Exercise brief → Your answer must be every line of the data below that holds the string "enim", copied exactly.

Raw data →
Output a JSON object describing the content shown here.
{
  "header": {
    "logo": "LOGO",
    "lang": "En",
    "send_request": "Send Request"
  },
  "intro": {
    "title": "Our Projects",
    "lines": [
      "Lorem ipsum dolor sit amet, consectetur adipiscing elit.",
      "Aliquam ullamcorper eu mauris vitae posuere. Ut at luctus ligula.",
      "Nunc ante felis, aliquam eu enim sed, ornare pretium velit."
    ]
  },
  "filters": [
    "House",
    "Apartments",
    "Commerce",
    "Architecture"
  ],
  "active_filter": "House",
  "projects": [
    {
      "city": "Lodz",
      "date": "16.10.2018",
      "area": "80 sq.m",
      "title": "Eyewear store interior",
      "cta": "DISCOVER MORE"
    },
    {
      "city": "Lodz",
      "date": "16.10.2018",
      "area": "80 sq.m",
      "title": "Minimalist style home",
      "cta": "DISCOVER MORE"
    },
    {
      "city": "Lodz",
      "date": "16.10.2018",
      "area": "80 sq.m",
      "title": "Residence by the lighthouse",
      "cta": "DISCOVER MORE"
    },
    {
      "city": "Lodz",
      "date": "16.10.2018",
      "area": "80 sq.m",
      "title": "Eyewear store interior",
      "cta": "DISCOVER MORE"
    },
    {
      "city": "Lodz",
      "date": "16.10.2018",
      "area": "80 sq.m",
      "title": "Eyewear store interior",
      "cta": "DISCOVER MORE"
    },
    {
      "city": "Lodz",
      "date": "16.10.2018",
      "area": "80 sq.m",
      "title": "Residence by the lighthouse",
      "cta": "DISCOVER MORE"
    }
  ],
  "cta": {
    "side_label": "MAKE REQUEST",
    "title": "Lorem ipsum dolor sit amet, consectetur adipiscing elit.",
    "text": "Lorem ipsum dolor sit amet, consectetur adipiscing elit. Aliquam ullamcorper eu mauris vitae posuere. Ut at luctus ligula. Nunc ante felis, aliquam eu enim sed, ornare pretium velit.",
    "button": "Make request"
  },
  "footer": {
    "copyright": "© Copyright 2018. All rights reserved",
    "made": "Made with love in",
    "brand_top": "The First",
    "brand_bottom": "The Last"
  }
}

Response to the exercise →
      "Nunc ante felis, aliquam eu enim sed, ornare pretium velit."
    "text": "Lorem ipsum dolor sit amet, consectetur adipiscing elit. Aliquam ullamcorper eu mauris vitae posuere. Ut at luctus ligula. Nunc ante felis, aliquam eu enim sed, ornare pretium velit.",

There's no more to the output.